In recent years we have recoiled at fresh accounts of the horrors inflicted on the Congo under the colonial rule of the Belgian King Leopold. Yet even as a powerful new account of his terrible reign was being published, a new age of evil was overtaking the Congo. On my last night I pulled out a copy of the latest report on the Congo by Human Rights Watch. Its chief investigator in Central Africa is a remarkable woman called Alison Des Forges. Alison and the brave Congolese activists who help her are heroes. They are brave because recording the testimonies of the traumatised survivors of Congo's horror is itself traumatising. They are brave because it can also be dangerous: human rights activists have been abducted, torture and murdered. It is only when you hear the testimony they record, that you understand why they are so driven to bear witness, for example, the testimony of a Pygmy man named Amazati, recorded in late 2002.

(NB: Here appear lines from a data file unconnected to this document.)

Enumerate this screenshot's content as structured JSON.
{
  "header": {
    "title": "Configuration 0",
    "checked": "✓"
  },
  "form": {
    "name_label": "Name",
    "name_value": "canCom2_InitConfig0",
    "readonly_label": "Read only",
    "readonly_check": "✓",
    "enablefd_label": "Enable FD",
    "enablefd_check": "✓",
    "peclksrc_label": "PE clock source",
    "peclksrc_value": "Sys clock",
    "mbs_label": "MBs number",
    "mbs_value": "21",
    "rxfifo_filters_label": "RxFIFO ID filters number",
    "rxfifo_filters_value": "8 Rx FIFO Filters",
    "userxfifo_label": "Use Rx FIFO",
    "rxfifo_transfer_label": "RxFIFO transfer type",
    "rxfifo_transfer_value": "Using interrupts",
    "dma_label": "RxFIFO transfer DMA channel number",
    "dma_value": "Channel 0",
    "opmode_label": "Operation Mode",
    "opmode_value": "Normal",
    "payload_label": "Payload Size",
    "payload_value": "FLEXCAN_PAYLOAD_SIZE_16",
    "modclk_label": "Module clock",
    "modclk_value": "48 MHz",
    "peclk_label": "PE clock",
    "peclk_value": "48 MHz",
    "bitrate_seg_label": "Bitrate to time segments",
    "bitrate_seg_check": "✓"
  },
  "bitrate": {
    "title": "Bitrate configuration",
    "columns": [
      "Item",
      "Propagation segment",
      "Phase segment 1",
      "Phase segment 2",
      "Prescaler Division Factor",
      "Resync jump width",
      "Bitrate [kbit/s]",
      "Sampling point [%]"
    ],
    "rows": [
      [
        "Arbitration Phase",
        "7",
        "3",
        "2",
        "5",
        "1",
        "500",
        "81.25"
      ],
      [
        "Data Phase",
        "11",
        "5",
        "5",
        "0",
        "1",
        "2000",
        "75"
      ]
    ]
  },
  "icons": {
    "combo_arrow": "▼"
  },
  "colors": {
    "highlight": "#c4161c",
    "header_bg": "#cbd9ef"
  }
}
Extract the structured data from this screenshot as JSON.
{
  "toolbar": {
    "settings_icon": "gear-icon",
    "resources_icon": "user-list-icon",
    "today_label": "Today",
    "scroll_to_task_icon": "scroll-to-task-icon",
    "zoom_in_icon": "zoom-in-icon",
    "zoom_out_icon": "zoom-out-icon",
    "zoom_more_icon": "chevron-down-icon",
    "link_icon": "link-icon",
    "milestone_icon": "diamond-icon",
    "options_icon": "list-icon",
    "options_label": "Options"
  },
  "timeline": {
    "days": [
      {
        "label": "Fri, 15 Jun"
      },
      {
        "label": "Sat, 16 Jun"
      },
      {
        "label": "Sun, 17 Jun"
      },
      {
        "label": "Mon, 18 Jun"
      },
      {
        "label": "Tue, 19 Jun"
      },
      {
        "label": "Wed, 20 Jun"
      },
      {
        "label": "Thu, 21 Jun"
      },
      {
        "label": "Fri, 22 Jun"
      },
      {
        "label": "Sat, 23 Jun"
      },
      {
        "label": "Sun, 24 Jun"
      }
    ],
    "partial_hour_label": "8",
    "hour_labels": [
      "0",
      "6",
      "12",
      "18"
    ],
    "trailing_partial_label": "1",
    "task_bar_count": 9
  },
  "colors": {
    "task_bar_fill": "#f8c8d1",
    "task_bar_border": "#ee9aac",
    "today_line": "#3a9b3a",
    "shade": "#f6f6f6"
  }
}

About twenty miles from Mambasa, soldiers from the Ugandan-backed Movement for the Liberation of Congo attacked a pygmy camp. A man called Amuzati who was hunting in the forest heard shooting. As he wasn't far from his camp he returned to see what was happening. About half a mile away from the camp he heard shouts and crying and then silence. He came closer and saw several soldiers. He saw the corpses of his family, including his nephew who was five, with his stomach cut open. They were cutting the flesh and eating the victims ... he was filled with emotion and afraid that if he shouted, they would catch him too, so he crept away.
Or there was the story told by the aunt of a rape victim - there is an epidemic of sexual violence in north - eastern Congo.
One day in early November we were on the road near Mambasa when we ran into three soldiers who seemed to be MLC. Some had camouflage uniforms and others just had green ones; some of them had green berets. They took our things including our bicycle and goats and then they took our niece who was only 15 and raped her in front of us. Then they took her away with them. We have not seen her since. Her name was Marie Anzoyo. I know other girls who were taken including a girl called Therese and another called Vero.
Marie Anzoyo, Therese, Vero. Three names out of millions. There are questions which must be asked on their behalf. They are questions for the powerful nations of the world. At the moment there are fewer than 5,000 UN troops being deployed in the vast terrain where the massacres are taking place. Is the international community, more particularly the wealthy, developed world, willing to finance a much bigger force? Is it willing also to deploy thousands of its own soldiers to help keep the peace? The answer is no. I wish the small force of Pakistanis, Bangladeshis and Uruguayans the best. They are brave people in a dangerous place. I only wished I felt more confident that they can succeed.
The writer is a BBC Special Correspondent.Reuse content